Also back in the day, if you had a phone number and didn’t know what it was for, you could go to the library and use a reverse directory to find its owner. I never did that, but it got brought up a lot in the era when caller-ID was first rolling out. Now, you google. This phone number seems to belong to something called TC Systems. I’m pretty sure that’s not where Jill was working in 2000.
One more observation: incomplete doodle around the phone number.

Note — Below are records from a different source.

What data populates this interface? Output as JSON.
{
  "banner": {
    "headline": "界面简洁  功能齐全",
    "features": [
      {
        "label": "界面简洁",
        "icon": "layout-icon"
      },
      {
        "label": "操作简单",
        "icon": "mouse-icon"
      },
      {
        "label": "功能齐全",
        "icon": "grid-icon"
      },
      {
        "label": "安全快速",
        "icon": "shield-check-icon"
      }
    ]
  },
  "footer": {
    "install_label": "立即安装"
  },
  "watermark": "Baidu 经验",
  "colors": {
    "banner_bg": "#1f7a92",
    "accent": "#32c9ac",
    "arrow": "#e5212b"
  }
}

If I was talking with Jill, our call must have ended before I finished shading my wavy line.
This mobile bartender, the most rock-and-roll guy at the concert.
One of our many crippling snows.
Container ship in fog over from the Steel Bridge
Blue sky and the White Dove of the Desert
Tourists at White Dove of the Desert
Pride 2017. Portland.
Portland Actors Ensemble
Total eclipse 2017. (No filter)
Minnesota State Fair
Paul at the Minnesota State Fair
SkyGlider, Minnesota State Fair
Spoonbridge and Cherry, Minneapolis Sculpture Garden